AIM has been committed to improving conditions faced by Native peoples. They founded institutions to address needs, including the Heart of The Earth School, Little Earth Housing, International Indian Treaty Council, AIM StreetMedics, American Indian Opportunities and Industrialization Centre (one of the largest Indian job training programs), KILI radio, and Indian Legal Rights Centres.

In 1970, several members of AIM, including Dennis Banks and Russell Means, travelled to Mt. Rushmore. They converged at the mountain in order to protest the illegal seizure of the Sioux Nation’s sacred Black Hills by the United States Federal Government. The protest brought the issues of the American Indian Movement to the attention of the media.
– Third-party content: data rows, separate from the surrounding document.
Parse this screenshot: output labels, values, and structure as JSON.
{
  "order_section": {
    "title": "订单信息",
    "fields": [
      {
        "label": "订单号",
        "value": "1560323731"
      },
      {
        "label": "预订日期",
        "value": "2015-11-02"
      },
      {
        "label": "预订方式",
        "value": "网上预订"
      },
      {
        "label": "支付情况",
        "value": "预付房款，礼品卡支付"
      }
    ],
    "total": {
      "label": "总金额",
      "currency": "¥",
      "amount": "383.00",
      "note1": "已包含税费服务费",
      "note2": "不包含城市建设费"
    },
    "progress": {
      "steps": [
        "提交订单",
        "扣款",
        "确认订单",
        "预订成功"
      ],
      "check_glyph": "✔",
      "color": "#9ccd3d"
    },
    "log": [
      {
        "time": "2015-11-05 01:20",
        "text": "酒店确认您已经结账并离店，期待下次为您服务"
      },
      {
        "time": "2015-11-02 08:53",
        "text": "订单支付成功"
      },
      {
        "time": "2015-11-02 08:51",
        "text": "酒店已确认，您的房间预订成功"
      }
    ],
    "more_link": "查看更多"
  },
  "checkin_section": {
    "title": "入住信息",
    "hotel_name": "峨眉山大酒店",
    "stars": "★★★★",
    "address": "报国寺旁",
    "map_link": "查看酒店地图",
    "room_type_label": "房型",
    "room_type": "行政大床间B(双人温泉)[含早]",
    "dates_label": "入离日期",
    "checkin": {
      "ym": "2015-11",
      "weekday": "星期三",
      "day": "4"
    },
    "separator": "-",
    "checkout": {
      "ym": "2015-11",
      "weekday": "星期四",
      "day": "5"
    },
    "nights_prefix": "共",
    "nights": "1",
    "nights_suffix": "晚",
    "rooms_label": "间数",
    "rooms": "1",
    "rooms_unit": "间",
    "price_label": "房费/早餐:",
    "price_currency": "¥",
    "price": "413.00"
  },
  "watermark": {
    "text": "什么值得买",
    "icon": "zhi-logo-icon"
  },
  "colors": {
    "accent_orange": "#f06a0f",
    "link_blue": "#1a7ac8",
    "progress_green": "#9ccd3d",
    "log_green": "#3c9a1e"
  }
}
In 1972 at Gordon, Nebraska, an American Indian, Raymond Yellow Thunder was murdered by two white men, Leslie and Melvin Hare. After their trial, the Hares received the minimal sentence of manslaughter. Members of AIM went to Gordon to protest the unjust sentencing. In the winter of 1973, Wesley Bad Heart Bull was stabbed to death at a bar by a white male, Darrell Schmidt. The offender was jailed, but was quickly released on a $5000 bond. He was charged with second degree manslaughter. In protest of the unjust charges, a group of American Indian Movement members travelled to Custer, South Dakota. AIM leaders, Dennis Banks, Russell Means and David Hill held negotiations with the judge in the case, but the talks were not successful. In response to this, the Custer Chamber of Commerce building, two patrol cars, and a sign were burned down. Many of the AIM demonstrators were jailed due to the protest.